» Required work
Retype the entries below word for word, leaving none out.

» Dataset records
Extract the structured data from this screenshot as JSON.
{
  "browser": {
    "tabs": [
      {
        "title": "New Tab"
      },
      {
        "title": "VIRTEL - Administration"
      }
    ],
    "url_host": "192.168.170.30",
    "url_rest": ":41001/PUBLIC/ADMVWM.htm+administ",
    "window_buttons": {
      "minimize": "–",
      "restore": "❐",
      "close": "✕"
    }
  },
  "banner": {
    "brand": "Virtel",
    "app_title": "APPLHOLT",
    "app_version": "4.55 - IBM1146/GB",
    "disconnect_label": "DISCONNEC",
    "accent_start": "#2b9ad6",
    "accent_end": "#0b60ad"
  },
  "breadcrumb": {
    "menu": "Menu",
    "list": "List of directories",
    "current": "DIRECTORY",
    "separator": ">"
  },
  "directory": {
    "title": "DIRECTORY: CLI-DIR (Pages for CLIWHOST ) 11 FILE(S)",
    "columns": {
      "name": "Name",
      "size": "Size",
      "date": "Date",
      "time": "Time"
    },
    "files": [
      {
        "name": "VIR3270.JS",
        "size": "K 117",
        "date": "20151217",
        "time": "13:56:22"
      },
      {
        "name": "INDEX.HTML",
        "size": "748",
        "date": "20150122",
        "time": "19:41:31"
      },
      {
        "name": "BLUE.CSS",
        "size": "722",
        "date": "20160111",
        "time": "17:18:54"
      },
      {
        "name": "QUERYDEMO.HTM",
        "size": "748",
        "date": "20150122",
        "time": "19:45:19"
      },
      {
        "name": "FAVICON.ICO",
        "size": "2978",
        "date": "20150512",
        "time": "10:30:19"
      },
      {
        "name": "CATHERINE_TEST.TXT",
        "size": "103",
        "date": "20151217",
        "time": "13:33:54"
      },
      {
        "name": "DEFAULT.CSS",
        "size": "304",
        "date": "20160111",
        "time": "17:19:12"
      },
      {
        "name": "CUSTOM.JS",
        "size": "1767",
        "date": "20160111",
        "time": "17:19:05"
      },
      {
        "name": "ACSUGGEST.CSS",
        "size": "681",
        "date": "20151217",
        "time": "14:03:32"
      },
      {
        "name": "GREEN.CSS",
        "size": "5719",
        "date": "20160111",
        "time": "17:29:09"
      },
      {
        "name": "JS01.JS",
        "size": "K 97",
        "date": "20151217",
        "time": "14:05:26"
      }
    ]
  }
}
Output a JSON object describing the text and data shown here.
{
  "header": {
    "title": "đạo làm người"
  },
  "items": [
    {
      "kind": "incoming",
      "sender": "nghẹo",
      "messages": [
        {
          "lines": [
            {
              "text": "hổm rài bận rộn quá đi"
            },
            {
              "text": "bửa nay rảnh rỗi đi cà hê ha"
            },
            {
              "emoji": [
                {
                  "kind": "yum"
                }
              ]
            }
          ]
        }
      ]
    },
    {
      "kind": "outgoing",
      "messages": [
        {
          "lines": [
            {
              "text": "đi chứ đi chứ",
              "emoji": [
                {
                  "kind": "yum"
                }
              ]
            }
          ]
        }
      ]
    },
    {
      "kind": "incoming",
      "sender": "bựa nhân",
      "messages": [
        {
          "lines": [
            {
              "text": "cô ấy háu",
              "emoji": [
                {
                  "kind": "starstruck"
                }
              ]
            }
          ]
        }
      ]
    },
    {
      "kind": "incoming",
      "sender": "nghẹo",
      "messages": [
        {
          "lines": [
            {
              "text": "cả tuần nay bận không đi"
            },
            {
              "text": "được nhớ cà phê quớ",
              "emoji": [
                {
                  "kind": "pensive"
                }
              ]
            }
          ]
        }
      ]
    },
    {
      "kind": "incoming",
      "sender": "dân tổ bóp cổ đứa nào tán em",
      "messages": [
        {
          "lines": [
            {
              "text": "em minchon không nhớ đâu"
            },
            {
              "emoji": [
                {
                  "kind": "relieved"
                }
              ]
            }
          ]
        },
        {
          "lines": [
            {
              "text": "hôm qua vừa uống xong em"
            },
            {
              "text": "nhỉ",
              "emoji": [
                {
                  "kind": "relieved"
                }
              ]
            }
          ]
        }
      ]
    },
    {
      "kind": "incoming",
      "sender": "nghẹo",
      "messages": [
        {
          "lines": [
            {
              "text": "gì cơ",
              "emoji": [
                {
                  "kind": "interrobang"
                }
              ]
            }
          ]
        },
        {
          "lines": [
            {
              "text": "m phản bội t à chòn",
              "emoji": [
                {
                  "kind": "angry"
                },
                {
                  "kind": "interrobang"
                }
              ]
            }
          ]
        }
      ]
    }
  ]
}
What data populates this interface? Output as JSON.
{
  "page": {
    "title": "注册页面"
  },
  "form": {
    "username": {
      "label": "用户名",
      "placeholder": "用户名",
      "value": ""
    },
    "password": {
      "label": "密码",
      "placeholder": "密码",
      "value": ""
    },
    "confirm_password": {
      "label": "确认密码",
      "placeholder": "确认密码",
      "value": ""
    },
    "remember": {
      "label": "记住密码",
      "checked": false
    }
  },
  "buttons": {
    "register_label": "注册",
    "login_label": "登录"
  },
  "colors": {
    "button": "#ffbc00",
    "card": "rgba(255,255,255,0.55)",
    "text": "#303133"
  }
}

» Task output
Extract the structured data from this screenshot as JSON.
{
  "browser": {
    "tabs": [
      {
        "title": "New Tab"
      },
      {
        "title": "VIRTEL - Administration"
      }
    ],
    "url_host": "192.168.170.30",
    "url_rest": ":41001/PUBLIC/ADMVWM.htm+administ",
    "window_buttons": {
      "minimize": "–",
      "restore": "❐",
      "close": "✕"
    }
  },
  "banner": {
    "brand": "Virtel",
    "app_title": "APPLHOLT",
    "app_version": "4.55 - IBM1146/GB",
    "disconnect_label": "DISCONNEC",
    "accent_start": "#2b9ad6",
    "accent_end": "#0b60ad"
  },
  "breadcrumb": {
    "menu": "Menu",
    "list": "List of directories",
    "current": "DIRECTORY",
    "separator": ">"
  },
  "directory": {
    "title": "DIRECTORY: CLI-DIR (Pages for CLIWHOST ) 11 FILE(S)",
    "columns": {
      "name": "Name",
      "size": "Size",
      "date": "Date",
      "time": "Time"
    },
    "files": [
      {
        "name": "VIR3270.JS",
        "size": "K 117",
        "date": "20151217",
        "time": "13:56:22"
      },
      {
        "name": "INDEX.HTML",
        "size": "748",
        "date": "20150122",
        "time": "19:41:31"
      },
      {
        "name": "BLUE.CSS",
        "size": "722",
        "date": "20160111",
        "time": "17:18:54"
      },
      {
        "name": "QUERYDEMO.HTM",
        "size": "748",
        "date": "20150122",
        "time": "19:45:19"
      },
      {
        "name": "FAVICON.ICO",
        "size": "2978",
        "date": "20150512",
        "time": "10:30:19"
      },
      {
        "name": "CATHERINE_TEST.TXT",
        "size": "103",
        "date": "20151217",
        "time": "13:33:54"
      },
      {
        "name": "DEFAULT.CSS",
        "size": "304",
        "date": "20160111",
        "time": "17:19:12"
      },
      {
        "name": "CUSTOM.JS",
        "size": "1767",
        "date": "20160111",
        "time": "17:19:05"
      },
      {
        "name": "ACSUGGEST.CSS",
        "size": "681",
        "date": "20151217",
        "time": "14:03:32"
      },
      {
        "name": "GREEN.CSS",
        "size": "5719",
        "date": "20160111",
        "time": "17:29:09"
      },
      {
        "name": "JS01.JS",
        "size": "K 97",
        "date": "20151217",
        "time": "14:05:26"
      }
    ]
  }
}
Output a JSON object describing the text and data shown here.
{
  "header": {
    "title": "đạo làm người"
  },
  "items": [
    {
      "kind": "incoming",
      "sender": "nghẹo",
      "messages": [
        {
          "lines": [
            {
              "text": "hổm rài bận rộn quá đi"
            },
            {
              "text": "bửa nay rảnh rỗi đi cà hê ha"
            },
            {
              "emoji": [
                {
                  "kind": "yum"
                }
              ]
            }
          ]
        }
      ]
    },
    {
      "kind": "outgoing",
      "messages": [
        {
          "lines": [
            {
              "text": "đi chứ đi chứ",
              "emoji": [
                {
                  "kind": "yum"
                }
              ]
            }
          ]
        }
      ]
    },
    {
      "kind": "incoming",
      "sender": "bựa nhân",
      "messages": [
        {
          "lines": [
            {
              "text": "cô ấy háu",
              "emoji": [
                {
                  "kind": "starstruck"
                }
              ]
            }
          ]
        }
      ]
    },
    {
      "kind": "incoming",
      "sender": "nghẹo",
      "messages": [
        {
          "lines": [
            {
              "text": "cả tuần nay bận không đi"
            },
            {
              "text": "được nhớ cà phê quớ",
              "emoji": [
                {
                  "kind": "pensive"
                }
              ]
            }
          ]
        }
      ]
    },
    {
      "kind": "incoming",
      "sender": "dân tổ bóp cổ đứa nào tán em",
      "messages": [
        {
          "lines": [
            {
              "text": "em minchon không nhớ đâu"
            },
            {
              "emoji": [
                {
                  "kind": "relieved"
                }
              ]
            }
          ]
        },
        {
          "lines": [
            {
              "text": "hôm qua vừa uống xong em"
            },
            {
              "text": "nhỉ",
              "emoji": [
                {
                  "kind": "relieved"
                }
              ]
            }
          ]
        }
      ]
    },
    {
      "kind": "incoming",
      "sender": "nghẹo",
      "messages": [
        {
          "lines": [
            {
              "text": "gì cơ",
              "emoji": [
                {
                  "kind": "interrobang"
                }
              ]
            }
          ]
        },
        {
          "lines": [
            {
              "text": "m phản bội t à chòn",
              "emoji": [
                {
                  "kind": "angry"
                },
                {
                  "kind": "interrobang"
                }
              ]
            }
          ]
        }
      ]
    }
  ]
}
What data populates this interface? Output as JSON.
{
  "page": {
    "title": "注册页面"
  },
  "form": {
    "username": {
      "label": "用户名",
      "placeholder": "用户名",
      "value": ""
    },
    "password": {
      "label": "密码",
      "placeholder": "密码",
      "value": ""
    },
    "confirm_password": {
      "label": "确认密码",
      "placeholder": "确认密码",
      "value": ""
    },
    "remember": {
      "label": "记住密码",
      "checked": false
    }
  },
  "buttons": {
    "register_label": "注册",
    "login_label": "登录"
  },
  "colors": {
    "button": "#ffbc00",
    "card": "rgba(255,255,255,0.55)",
    "text": "#303133"
  }
}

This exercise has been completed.